* **Activity**
Check each line of the entries below for the word "Adem", and copy the lines that have it.

* **Given records**
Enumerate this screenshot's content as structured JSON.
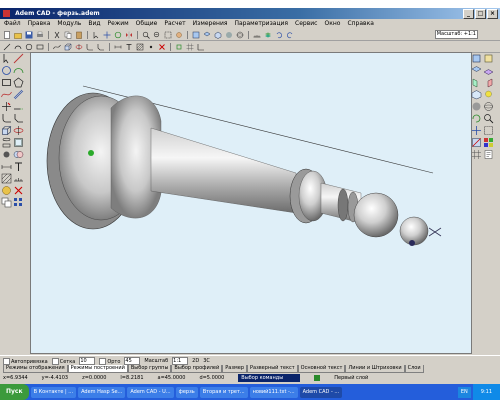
{
  "window": {
    "title": "Adem CAD - ферзь.adem",
    "controls": [
      "_",
      "□",
      "×"
    ]
  },
  "menu": [
    "Файл",
    "Правка",
    "Модуль",
    "Вид",
    "Режим",
    "Общие",
    "Расчет",
    "Измерения",
    "Параметризация",
    "Сервис",
    "Окно",
    "Справка"
  ],
  "toolbar": {
    "scale_field": "Масштаб: +1:1"
  },
  "viewport": {
    "background": "#dfeff8",
    "model": "queen-chess-piece"
  },
  "status": {
    "autoprivyazka": "Автопривязка",
    "grid_label": "Сетка",
    "grid_value": "10",
    "ortho_label": "Орто",
    "ortho_value": "45",
    "scale_label": "Масштаб",
    "scale_value": "1:1",
    "mode_2d": "2D",
    "mode_3c": "3С"
  },
  "tabs": [
    "Режимы отображения",
    "Режимы построений",
    "Выбор группы",
    "Выбор профилей",
    "Размер",
    "Разверный текст",
    "Основной текст",
    "Линии и Штриховки",
    "Слои"
  ],
  "coords": {
    "x": "x=6.9344",
    "y": "y=-4.4103",
    "z": "z=0.0000",
    "l": "l=8.2181",
    "a": "a=45.0000",
    "d": "d=5.0000",
    "command": "Выбор команды",
    "layer": "Первый слой"
  },
  "taskbar": {
    "start": "Пуск",
    "tasks": [
      "В Контакте | ...",
      "Adem Hasp Se...",
      "Adem CAD - U...",
      "ферзь",
      "Вторая и трет...",
      "новий111.txt -...",
      "Adem CAD - ..."
    ],
    "lang": "EN",
    "time": "9:11"
  },
  "colors": {
    "titlebar": "#0a246a",
    "viewport": "#dfeff8",
    "taskbar": "#245edb",
    "start": "#3c9a3c"
  }
}
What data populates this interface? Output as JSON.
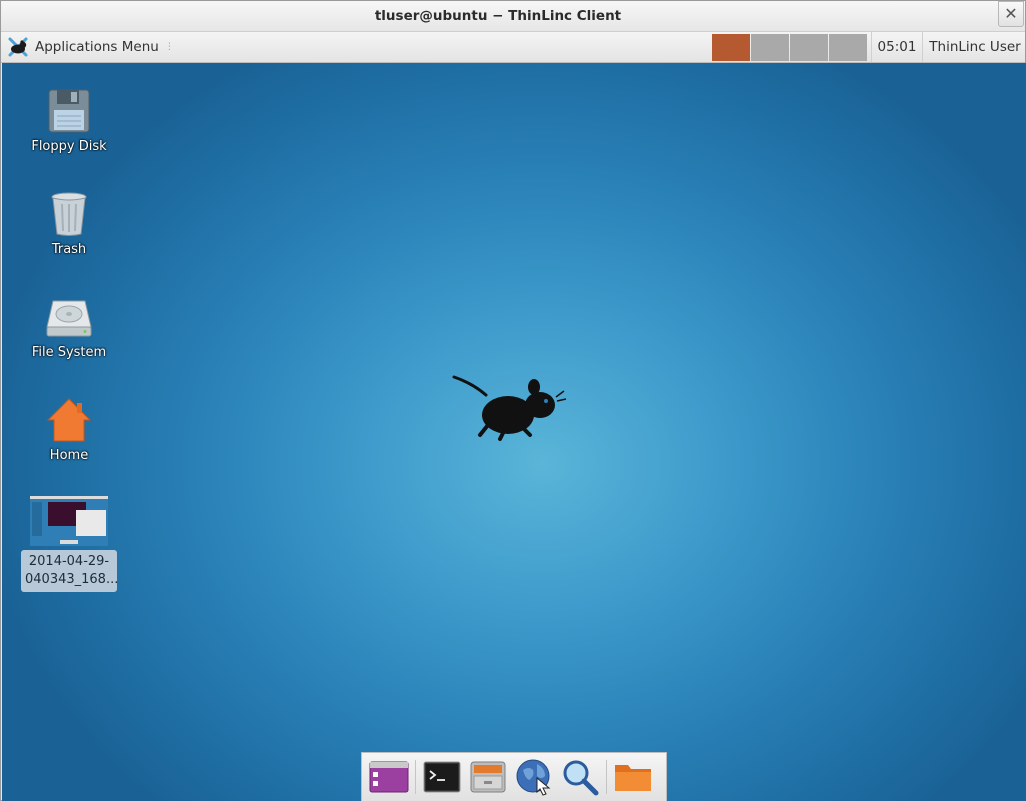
{
  "window": {
    "title": "tluser@ubuntu − ThinLinc Client",
    "close_glyph": "✕"
  },
  "panel": {
    "app_menu_label": "Applications Menu",
    "workspaces": [
      {
        "active": true
      },
      {
        "active": false
      },
      {
        "active": false
      },
      {
        "active": false
      }
    ],
    "clock": "05:01",
    "user": "ThinLinc User",
    "accent_color": "#b55a30"
  },
  "desktop": {
    "icons": [
      {
        "label": "Floppy Disk",
        "icon": "floppy-disk-icon"
      },
      {
        "label": "Trash",
        "icon": "trash-icon"
      },
      {
        "label": "File System",
        "icon": "hard-drive-icon"
      },
      {
        "label": "Home",
        "icon": "home-icon"
      },
      {
        "label": "2014-04-29-040343_168...",
        "icon": "screenshot-thumbnail",
        "selected": true
      }
    ]
  },
  "dock": {
    "items": [
      "show-desktop-icon",
      "terminal-icon",
      "file-manager-icon",
      "web-browser-icon",
      "app-finder-icon",
      "folder-icon"
    ]
  }
}
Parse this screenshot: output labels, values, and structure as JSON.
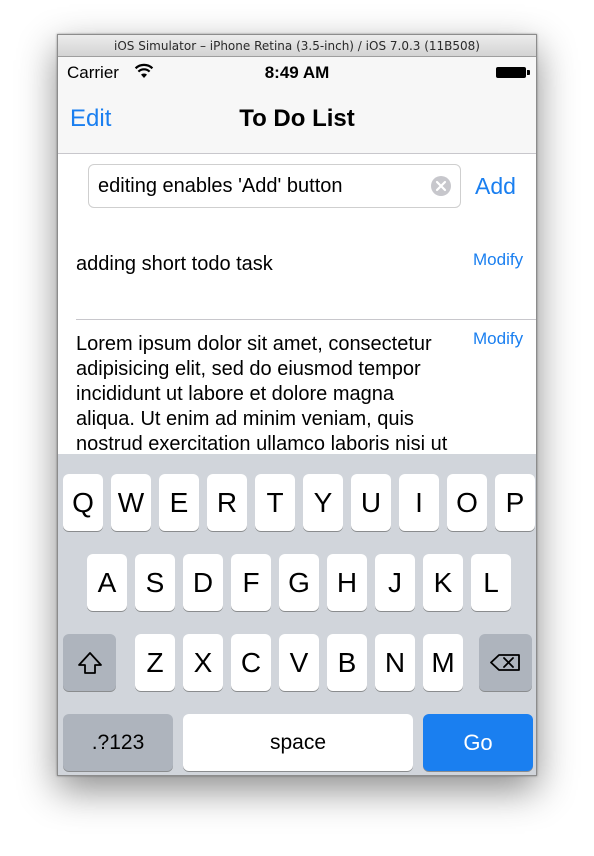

* **Expected answer**
    "title": "Adem CAD - ферзь.adem",
      "Adem Hasp Se...",
      "Adem CAD - U...",
      "Adem CAD - ..."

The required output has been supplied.